Most interviewees had only limited experience with mesoscopic modeling. Incorporating traffic signals in a simulation network is a significant challenge, according to interviewees, because currently a database of signal timings isn’t available.
While all four of the DTA case studies reviewed required more data, calibration and validation than older models, each of the developers reported that these challenges had been mitigated, and the models created could answer complex questions that previous models couldn’t.
Traffic simulation and modeling is a fast-developing field, particularly mesoscopic-scale modeling. Each of the software packages reviewed in this project has had at least two new versions in the past 18 months, and while their modeling approaches are fundamental to the software in some cases, in other cases capabilities will be added or improved as software develops.
The foundation of a mesoscopic model for the Twin Cities has been built and tested in Transmodeler (with significant pro bono work from the software developer). However, MnDOT has also used its existing DynusT model for several projects beyond its initial purpose, and the agency will use the information gathered in this project to determine which approach is more practical for MnDOT and its consultants based on cost, capabilities and data availability. Transmodeler is generally more powerful, but it will also incur greater costs, particularly since every consultant would need to acquire its own copy of the software.

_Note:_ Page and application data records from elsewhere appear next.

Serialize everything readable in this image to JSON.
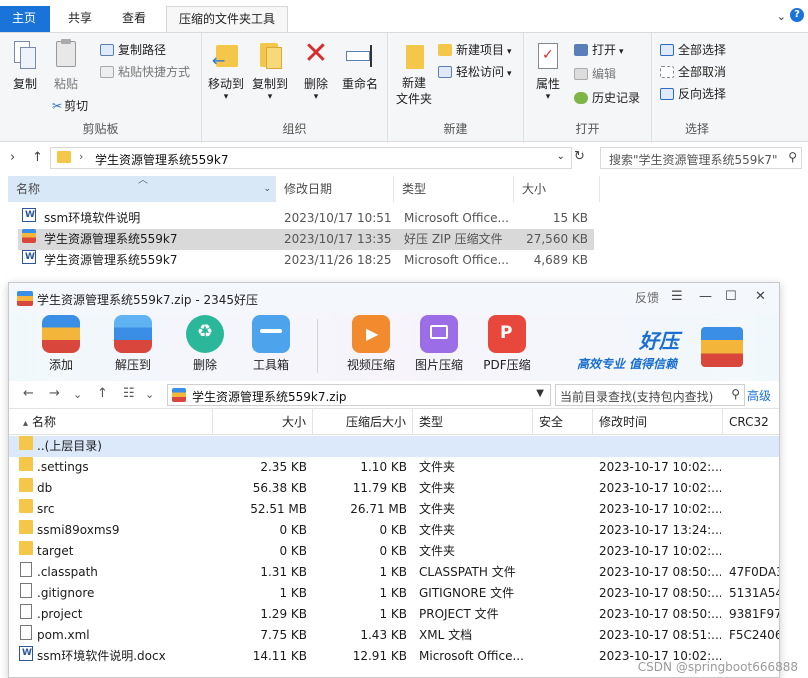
{
  "explorer": {
    "tabs": [
      {
        "label": "主页"
      },
      {
        "label": "共享"
      },
      {
        "label": "查看"
      },
      {
        "label": "压缩的文件夹工具"
      }
    ],
    "ribbon": {
      "clipboard": {
        "group_label": "剪贴板",
        "copy_label": "复制",
        "paste_label": "粘贴",
        "copy_path_label": "复制路径",
        "paste_shortcut_label": "粘贴快捷方式",
        "cut_label": "剪切"
      },
      "organize": {
        "group_label": "组织",
        "move_to_label": "移动到",
        "copy_to_label": "复制到",
        "delete_label": "删除",
        "rename_label": "重命名"
      },
      "new": {
        "group_label": "新建",
        "new_folder_label": "新建\n文件夹",
        "new_item_label": "新建项目",
        "easy_access_label": "轻松访问"
      },
      "open": {
        "group_label": "打开",
        "properties_label": "属性",
        "open_label": "打开",
        "edit_label": "编辑",
        "history_label": "历史记录"
      },
      "select": {
        "group_label": "选择",
        "select_all_label": "全部选择",
        "select_none_label": "全部取消",
        "invert_label": "反向选择"
      }
    },
    "address": {
      "path": "学生资源管理系统559k7",
      "search_placeholder": "搜索\"学生资源管理系统559k7\""
    },
    "columns": {
      "name": "名称",
      "modified": "修改日期",
      "type": "类型",
      "size": "大小"
    },
    "files": [
      {
        "name": "ssm环境软件说明",
        "modified": "2023/10/17 10:51",
        "type": "Microsoft Office...",
        "size": "15 KB",
        "icon": "word-doc-icon"
      },
      {
        "name": "学生资源管理系统559k7",
        "modified": "2023/10/17 13:35",
        "type": "好压 ZIP 压缩文件",
        "size": "27,560 KB",
        "icon": "zip-archive-icon"
      },
      {
        "name": "学生资源管理系统559k7",
        "modified": "2023/11/26 18:25",
        "type": "Microsoft Office...",
        "size": "4,689 KB",
        "icon": "word-doc-icon"
      }
    ]
  },
  "haozip": {
    "title": "学生资源管理系统559k7.zip - 2345好压",
    "feedback_label": "反馈",
    "toolbar": {
      "add_label": "添加",
      "extract_label": "解压到",
      "delete_label": "删除",
      "toolbox_label": "工具箱",
      "video_label": "视频压缩",
      "image_label": "图片压缩",
      "pdf_label": "PDF压缩"
    },
    "brand": {
      "name": "好压",
      "slogan": "高效专业  值得信赖"
    },
    "path": "学生资源管理系统559k7.zip",
    "search_placeholder": "当前目录查找(支持包内查找)",
    "advanced_label": "高级",
    "columns": {
      "name": "名称",
      "size": "大小",
      "compressed": "压缩后大小",
      "type": "类型",
      "security": "安全",
      "modified": "修改时间",
      "crc": "CRC32"
    },
    "rows": [
      {
        "name": "..(上层目录)",
        "size": "",
        "compressed": "",
        "type": "",
        "modified": "",
        "crc": "",
        "icon": "parent-folder-icon"
      },
      {
        "name": ".settings",
        "size": "2.35 KB",
        "compressed": "1.10 KB",
        "type": "文件夹",
        "modified": "2023-10-17 10:02:...",
        "crc": "",
        "icon": "folder-icon"
      },
      {
        "name": "db",
        "size": "56.38 KB",
        "compressed": "11.79 KB",
        "type": "文件夹",
        "modified": "2023-10-17 10:02:...",
        "crc": "",
        "icon": "folder-icon"
      },
      {
        "name": "src",
        "size": "52.51 MB",
        "compressed": "26.71 MB",
        "type": "文件夹",
        "modified": "2023-10-17 10:02:...",
        "crc": "",
        "icon": "folder-icon"
      },
      {
        "name": "ssmi89oxms9",
        "size": "0 KB",
        "compressed": "0 KB",
        "type": "文件夹",
        "modified": "2023-10-17 13:24:...",
        "crc": "",
        "icon": "folder-icon"
      },
      {
        "name": "target",
        "size": "0 KB",
        "compressed": "0 KB",
        "type": "文件夹",
        "modified": "2023-10-17 10:02:...",
        "crc": "",
        "icon": "folder-icon"
      },
      {
        "name": ".classpath",
        "size": "1.31 KB",
        "compressed": "1 KB",
        "type": "CLASSPATH 文件",
        "modified": "2023-10-17 08:50:...",
        "crc": "47F0DA3",
        "icon": "file-icon"
      },
      {
        "name": ".gitignore",
        "size": "1 KB",
        "compressed": "1 KB",
        "type": "GITIGNORE 文件",
        "modified": "2023-10-17 08:50:...",
        "crc": "5131A54",
        "icon": "file-icon"
      },
      {
        "name": ".project",
        "size": "1.29 KB",
        "compressed": "1 KB",
        "type": "PROJECT 文件",
        "modified": "2023-10-17 08:50:...",
        "crc": "9381F97",
        "icon": "file-icon"
      },
      {
        "name": "pom.xml",
        "size": "7.75 KB",
        "compressed": "1.43 KB",
        "type": "XML 文档",
        "modified": "2023-10-17 08:51:...",
        "crc": "F5C2406",
        "icon": "file-icon"
      },
      {
        "name": "ssm环境软件说明.docx",
        "size": "14.11 KB",
        "compressed": "12.91 KB",
        "type": "Microsoft Office...",
        "modified": "2023-10-17 10:02:...",
        "crc": "",
        "icon": "word-doc-icon"
      }
    ]
  },
  "watermark": "CSDN @springboot666888",
  "colors": {
    "accent": "#1a73d9",
    "selection": "#dbe9fa",
    "folder": "#f4c64a",
    "brand": "#1b6fd1"
  }
}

This Technical Summary pertains to Report 2017-10, “Framework and Guidelines for the Development of a Twin Cities Mesoscopic DTA Model,” published April 2017.